Seven Islamist Syrian rebel groups merged Friday in the latest in a string of consolidation attempts, reiterating that their endgame is the setting up of an Islamic state.

The new Islamic Front — formed as the beleaguered opposition ­presses for funding from the Persian Gulf — brings together tens of thousands of fighters, potentially making it the largest rebel force in Syria if the announcement is followed up by unification on the ground. But the group conceded that the merger will be gradual.

The repeated efforts to unify Islamist factions have come as the military opposition to Syrian President Bashar al-Assad is being simultaneously squeezed by al-Qaeda-linked ­forces from the Islamic State of Iraq and Syria and by Assad’s troops, which are backed by militants from Iran and Lebanon’s Shiite Hezbollah movement. For the past week, the rebels have been battling to repel a government offensive in the hills near the Lebanese border that is threatening key supply routes. ­Clashes continued in the area Friday, according to activists and fleeing refugees, who have surged into Lebanon.

“It was important to face this unity of theirs with a unity of our own,” Abu Eissa al-Sheikh, leader of the new entity, said of Assad’s forces as he announced the group’s creation on Al Jazeera. “This independent political, military and social formation aims to topple the Assad regime . . . and build an Islamic state.”

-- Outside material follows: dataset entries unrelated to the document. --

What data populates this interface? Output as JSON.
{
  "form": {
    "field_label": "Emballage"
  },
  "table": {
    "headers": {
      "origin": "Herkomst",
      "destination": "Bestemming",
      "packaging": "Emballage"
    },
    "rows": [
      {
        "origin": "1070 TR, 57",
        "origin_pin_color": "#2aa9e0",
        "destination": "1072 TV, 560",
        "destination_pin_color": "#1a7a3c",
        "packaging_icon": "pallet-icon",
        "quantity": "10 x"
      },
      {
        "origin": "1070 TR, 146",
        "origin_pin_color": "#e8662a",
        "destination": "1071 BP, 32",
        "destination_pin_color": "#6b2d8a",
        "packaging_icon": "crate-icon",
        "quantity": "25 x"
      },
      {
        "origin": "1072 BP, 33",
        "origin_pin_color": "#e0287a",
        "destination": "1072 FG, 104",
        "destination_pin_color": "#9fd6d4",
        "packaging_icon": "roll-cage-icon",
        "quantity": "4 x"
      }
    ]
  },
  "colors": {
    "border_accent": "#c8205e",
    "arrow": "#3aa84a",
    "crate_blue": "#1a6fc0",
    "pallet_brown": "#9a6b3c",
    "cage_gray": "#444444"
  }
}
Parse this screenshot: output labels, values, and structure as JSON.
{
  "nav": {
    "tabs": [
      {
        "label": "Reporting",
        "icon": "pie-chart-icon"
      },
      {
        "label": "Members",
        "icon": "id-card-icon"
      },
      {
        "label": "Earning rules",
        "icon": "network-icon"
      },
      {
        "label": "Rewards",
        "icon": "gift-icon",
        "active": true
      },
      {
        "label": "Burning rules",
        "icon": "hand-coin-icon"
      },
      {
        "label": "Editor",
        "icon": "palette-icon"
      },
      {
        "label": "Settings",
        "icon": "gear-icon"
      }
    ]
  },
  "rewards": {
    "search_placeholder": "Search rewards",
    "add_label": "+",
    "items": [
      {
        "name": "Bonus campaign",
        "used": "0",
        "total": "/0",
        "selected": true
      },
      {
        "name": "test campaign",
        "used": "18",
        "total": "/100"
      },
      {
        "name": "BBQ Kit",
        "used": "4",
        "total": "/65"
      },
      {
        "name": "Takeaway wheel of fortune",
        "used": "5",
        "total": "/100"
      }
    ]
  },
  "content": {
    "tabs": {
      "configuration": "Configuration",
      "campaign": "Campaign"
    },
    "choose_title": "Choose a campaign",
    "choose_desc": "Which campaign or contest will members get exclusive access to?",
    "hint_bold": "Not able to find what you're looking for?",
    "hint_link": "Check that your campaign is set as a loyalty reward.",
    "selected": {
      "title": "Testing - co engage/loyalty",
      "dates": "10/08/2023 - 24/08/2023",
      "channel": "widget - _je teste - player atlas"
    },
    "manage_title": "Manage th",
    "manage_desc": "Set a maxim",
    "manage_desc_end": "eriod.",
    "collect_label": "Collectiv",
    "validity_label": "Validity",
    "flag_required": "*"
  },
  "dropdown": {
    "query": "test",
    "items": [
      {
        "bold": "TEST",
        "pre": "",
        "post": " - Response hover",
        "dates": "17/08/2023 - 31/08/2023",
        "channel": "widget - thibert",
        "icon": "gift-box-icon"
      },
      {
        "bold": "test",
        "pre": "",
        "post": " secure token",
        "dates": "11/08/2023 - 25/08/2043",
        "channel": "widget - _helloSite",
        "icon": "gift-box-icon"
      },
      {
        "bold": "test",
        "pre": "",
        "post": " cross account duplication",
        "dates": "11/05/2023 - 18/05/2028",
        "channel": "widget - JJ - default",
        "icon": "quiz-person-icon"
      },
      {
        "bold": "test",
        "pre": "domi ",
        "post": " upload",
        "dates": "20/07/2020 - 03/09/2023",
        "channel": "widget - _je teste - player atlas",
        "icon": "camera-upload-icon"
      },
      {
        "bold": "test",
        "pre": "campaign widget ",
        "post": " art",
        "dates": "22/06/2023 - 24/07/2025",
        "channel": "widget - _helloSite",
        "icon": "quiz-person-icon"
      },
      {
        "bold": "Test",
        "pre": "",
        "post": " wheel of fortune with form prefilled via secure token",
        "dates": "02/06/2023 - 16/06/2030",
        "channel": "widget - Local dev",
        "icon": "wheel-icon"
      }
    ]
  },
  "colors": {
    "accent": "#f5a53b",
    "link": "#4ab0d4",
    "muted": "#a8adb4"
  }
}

The group incorporates Jaish al-Islam, which was formed in September, as well as the powerful Tawheed Brigade and the Salafist Ahrar al-Sham. It notably does not include the al-Qaeda-linked Jabhat al-Nusra, part of the Islamic Alliance announced in September, which Friday’s announcement appeared to supersede.

Omar Abu Yasser, a spokesman for Jaish al-Islam, said the new group will “help positively in organizing donations.”

“The door to join is open to all the jihadists who want to fight the Syrian regime,” he added. In an analysis published last month, Yezid Sayigh, senior associate at the Carnegie Middle East Center in Beirut, described the surge in Islamist unification efforts as “driven by the expectation of external funding.”

The announcement follows an unusual display of public dissatisfaction by Saudi Arabia this month with regard to U.S. policy in Syria. Its suggestion that it would go it alone in backing the rebels prompted an emergency fence-mending visit to the kingdom by Secretary of State John F. Kerry.

Charles Lister, an analyst at IHS Jane’s Terrorism and Insurgency Center, said the new Islamic Front appeared to be mainly an attempt to centralize militarily and politically, but he added that “it is very likely that this move will result in further funding from Gulf states.”

Lister described the group — which he estimated will bring together at least 45,000 fighters — as an “extremely significant development” that further undermines the Western-backed Supreme Military Council and its political arm, the Syrian Opposition Coalition.

Its formation is also expected to raise questions about the relevance of U.S.- and Russian-brokered peace negotiations between the Syrian government and the coalition, as the latter’s already-limited influence continues to erode.

Sheikh, the group’s leader, now heads Suqour al-Sham, another Islamist body joining the Islamic Front. Abu Omar Hureitan of the Tawheed Brigade will be his deputy, and Zahran Alloush, the head of Jaish al-Islam, will lead its military division.

Ahmed Ramadan contributed to this report.